The problem, however, emerges with the fact that very few technologies remain static. E-bikes are a relatively new development, and like most other new technologies, we can expect them to change considerably as they become more popular, and as the people who make them have more money to pay engineers and inventors to improve them. E-bikes currently exist as a kind of bricolage combination of cell phone batteries and bicycle technology, but they will evolve. And what they evolve into may force us to rethink what actually constitutes a bicycle.

Notice how it still has pedals.

This has, in fact, already happened in the case of motorcycles. A brief glance at wikipedia demonstrates that motorcycles are about as old as cars. These early motorcycles were literally motor-cycles: cycles with motors on them. Attach a motor and an extra stabilizing wheel to a penny-farthing, and voila! You’ve got a motorized vehicle. Motorcycles thus have a completely separate genaeology from that of the car, which was initially conceived as a horseless carriage. If you are at all familiar with e-bikes, then this should start to sound familiar.

1910 FN

A 1910 Fabrique Nationale motorcycle.

To make a long history short, motorcycles continued to look like bicycles for some time, and as bicycles became more sophisticated, so too did motorcycles. Gradually, the pedals disappeared, to be replaced with a stronger engine which in turn required a sturdier frame. Motorcycles began to diverge from their pedal-powered cousins. By the 1930s, motorcycles had taken on a distinct form of their own, with almost all signs of their pedal-powered history expunged in favour of more power, speed, and durability. And these, in turn, gave rise to the high-speed crotch-rockets that can often be seen in flagrant violation of speed limits today.

A 1920 Indian Powerplus.

A 1930 “Squariel” motorcycle. By now, almost all signs of its bicycle ancestry are gone.

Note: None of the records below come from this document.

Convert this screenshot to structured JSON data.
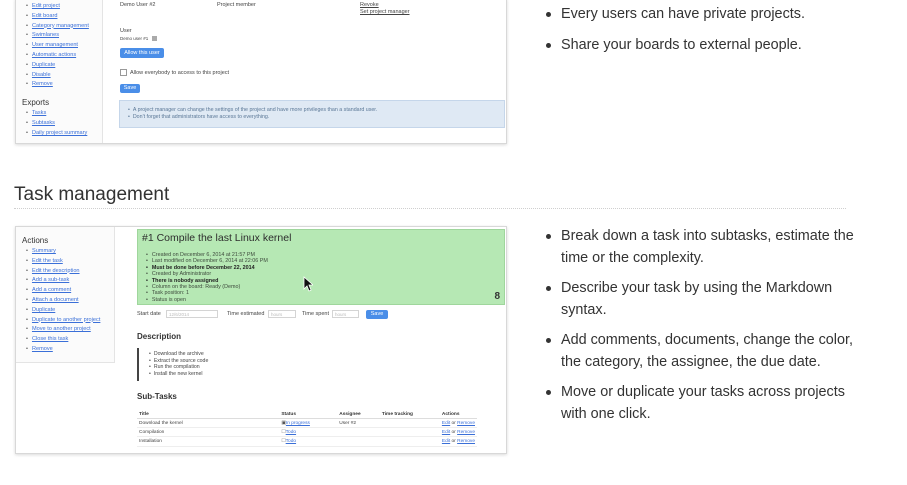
{
  "top_screenshot": {
    "sidebar": {
      "items": [
        "Edit project",
        "Edit board",
        "Category management",
        "Swimlanes",
        "User management",
        "Automatic actions",
        "Duplicate",
        "Disable",
        "Remove"
      ],
      "exports_title": "Exports",
      "export_items": [
        "Tasks",
        "Subtasks",
        "Daily project summary"
      ]
    },
    "member_row": {
      "user": "Demo User #2",
      "role": "Project member",
      "actions": [
        "Revoke",
        "Set project manager"
      ]
    },
    "user_label": "User",
    "user_select_value": "Demo user #1",
    "allow_user_button": "Allow this user",
    "allow_everybody_label": "Allow everybody to access to this project",
    "save_button": "Save",
    "info": [
      "A project manager can change the settings of the project and have more privileges than a standard user.",
      "Don't forget that administrators have access to everything."
    ]
  },
  "features_top": [
    "Every users can have private projects.",
    "Share your boards to external people."
  ],
  "section_title": "Task management",
  "bottom_screenshot": {
    "sidebar": {
      "title": "Actions",
      "items": [
        "Summary",
        "Edit the task",
        "Edit the description",
        "Add a sub-task",
        "Add a comment",
        "Attach a document",
        "Duplicate",
        "Duplicate to another project",
        "Move to another project",
        "Close this task",
        "Remove"
      ]
    },
    "task": {
      "title": "#1 Compile the last Linux kernel",
      "meta": [
        "Created on December 6, 2014 at 21:57 PM",
        "Last modified on December 6, 2014 at 22:06 PM",
        "Must be done before December 22, 2014",
        "Created by Administrator",
        "There is nobody assigned",
        "Column on the board: Ready (Demo)",
        "Task position: 1",
        "Status is open"
      ],
      "number": "8"
    },
    "form": {
      "start_date_label": "Start date",
      "start_date_placeholder": "12/6/2014",
      "time_estimated_label": "Time estimated",
      "time_estimated_placeholder": "hours",
      "time_spent_label": "Time spent",
      "time_spent_placeholder": "hours",
      "save_button": "Save"
    },
    "description_title": "Description",
    "description_items": [
      "Download the archive",
      "Extract the source code",
      "Run the compilation",
      "Install the new kernel"
    ],
    "subtasks_title": "Sub-Tasks",
    "subtasks": {
      "headers": [
        "Title",
        "Status",
        "Assignee",
        "Time tracking",
        "Actions"
      ],
      "rows": [
        {
          "title": "Download the kernel",
          "status": "In progress",
          "assignee": "User #2",
          "time": "",
          "edit": "Edit",
          "or": "or",
          "remove": "Remove"
        },
        {
          "title": "Compilation",
          "status": "Todo",
          "assignee": "",
          "time": "",
          "edit": "Edit",
          "or": "or",
          "remove": "Remove"
        },
        {
          "title": "Installation",
          "status": "Todo",
          "assignee": "",
          "time": "",
          "edit": "Edit",
          "or": "or",
          "remove": "Remove"
        }
      ]
    }
  },
  "features_bottom": [
    "Break down a task into subtasks, estimate the time or the complexity.",
    "Describe your task by using the Markdown syntax.",
    "Add comments, documents, change the color, the category, the assignee, the due date.",
    "Move or duplicate your tasks across projects with one click."
  ],
  "colors": {
    "link": "#3a6fd8",
    "button": "#4a8ee8",
    "task_green": "#b6e8b4",
    "info_blue": "#dfe9f4"
  }
}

This is a very crude history, mostly culled from wikipedia, so you shouldn’t take it as authoritative. My expertise is cars, trains and (occasional) aircraft; not motorcycles. But you only have to look at the pictures to see the clear trend: The metaphor of biological evolution is actually a very good one to describe the development of motorcycles and many other technologies besides: A mutation (innovation) caused one small population (motor bicycles) to diverge from a parent species (pedal-powered bicycles), at which point it was subjected to a different set of selection pressures (a different user base), and gradually diverged to become something completely different.

As with biological evolution, the question of when a new species actually emerged is a purely subjective one-a crucial consideration when we consider the future of e-bikes. At this stage, there is no reason why e-bikes should not be allowed in the bike paths and bike lanes that make cycling a safe and enjoyable means of transport for so many people. We could justifably be accused of ableism or age discrimination if we did not allow them to use these spaces. But e-bikes, like motorcycles before them, will almost certainly evolve into something distinct from bicycles. They could become faster and dangerous for the slower cyclists around them. But at their point their riders may not take kindly to being pushed off of the bike paths they have become accustomed to using. Indeed, e-bike technology will likely evolve based on the assumption that they will be used in these spaces. The possible outcome could be that what was once bike paths will become a kind of second-tier road, dominated by electric motorcycles on which pedal cyclists will be, once again marginalized.

This might not happen. Technological development is impossible to predict. But we do need to acknowledge that, one way or another, the technologies we use today will change into something else. And as they do so, the social practices and political structures that have built up around them might not change with them, or at least might not change in a way that resolves the problems caused by changing technology. Laws and habits are much harder to modify than bicycle frames. That means that when we think about how to integrate e-bikes and other new technologies into our society, we need to consider not only how they are, but also how they will be.